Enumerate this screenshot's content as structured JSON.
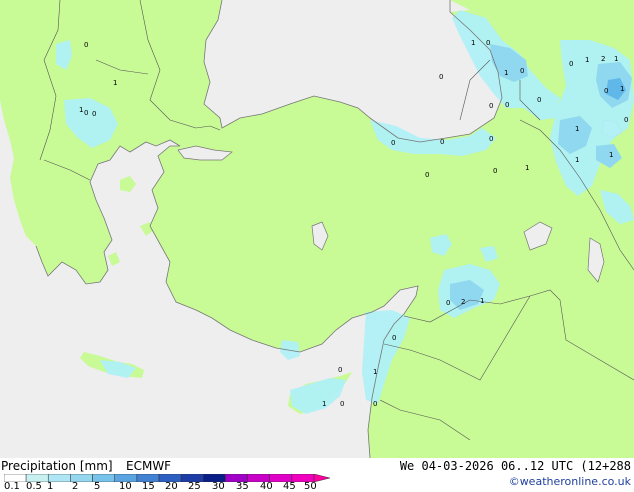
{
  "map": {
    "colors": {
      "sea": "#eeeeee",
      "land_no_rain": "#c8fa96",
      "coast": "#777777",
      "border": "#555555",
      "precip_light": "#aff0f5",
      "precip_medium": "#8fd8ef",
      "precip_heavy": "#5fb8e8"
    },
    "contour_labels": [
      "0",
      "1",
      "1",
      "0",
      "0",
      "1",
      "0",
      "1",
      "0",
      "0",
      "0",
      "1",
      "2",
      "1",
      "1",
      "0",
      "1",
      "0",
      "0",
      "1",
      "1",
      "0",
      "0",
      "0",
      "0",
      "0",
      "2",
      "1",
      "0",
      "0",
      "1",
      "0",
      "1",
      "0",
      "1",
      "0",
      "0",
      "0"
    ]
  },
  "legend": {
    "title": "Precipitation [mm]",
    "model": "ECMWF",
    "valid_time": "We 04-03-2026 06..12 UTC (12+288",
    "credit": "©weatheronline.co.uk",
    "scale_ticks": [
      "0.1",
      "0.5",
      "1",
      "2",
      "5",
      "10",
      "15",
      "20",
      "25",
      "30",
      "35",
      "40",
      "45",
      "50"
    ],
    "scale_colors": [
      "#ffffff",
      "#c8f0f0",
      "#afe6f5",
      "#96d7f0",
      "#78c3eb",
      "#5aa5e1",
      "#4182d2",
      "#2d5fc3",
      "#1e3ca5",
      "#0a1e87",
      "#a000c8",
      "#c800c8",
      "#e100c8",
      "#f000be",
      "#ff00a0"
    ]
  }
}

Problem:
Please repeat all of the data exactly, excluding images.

Your solution:
Enumerate this screenshot's content as structured JSON.
{
  "map": {
    "colors": {
      "sea": "#eeeeee",
      "land_no_rain": "#c8fa96",
      "coast": "#777777",
      "border": "#555555",
      "precip_light": "#aff0f5",
      "precip_medium": "#8fd8ef",
      "precip_heavy": "#5fb8e8"
    },
    "contour_labels": [
      "0",
      "1",
      "1",
      "0",
      "0",
      "1",
      "0",
      "1",
      "0",
      "0",
      "0",
      "1",
      "2",
      "1",
      "1",
      "0",
      "1",
      "0",
      "0",
      "1",
      "1",
      "0",
      "0",
      "0",
      "0",
      "0",
      "2",
      "1",
      "0",
      "0",
      "1",
      "0",
      "1",
      "0",
      "1",
      "0",
      "0",
      "0"
    ]
  },
  "legend": {
    "title": "Precipitation [mm]",
    "model": "ECMWF",
    "valid_time": "We 04-03-2026 06..12 UTC (12+288",
    "credit": "©weatheronline.co.uk",
    "scale_ticks": [
      "0.1",
      "0.5",
      "1",
      "2",
      "5",
      "10",
      "15",
      "20",
      "25",
      "30",
      "35",
      "40",
      "45",
      "50"
    ],
    "scale_colors": [
      "#ffffff",
      "#c8f0f0",
      "#afe6f5",
      "#96d7f0",
      "#78c3eb",
      "#5aa5e1",
      "#4182d2",
      "#2d5fc3",
      "#1e3ca5",
      "#0a1e87",
      "#a000c8",
      "#c800c8",
      "#e100c8",
      "#f000be",
      "#ff00a0"
    ]
  }
}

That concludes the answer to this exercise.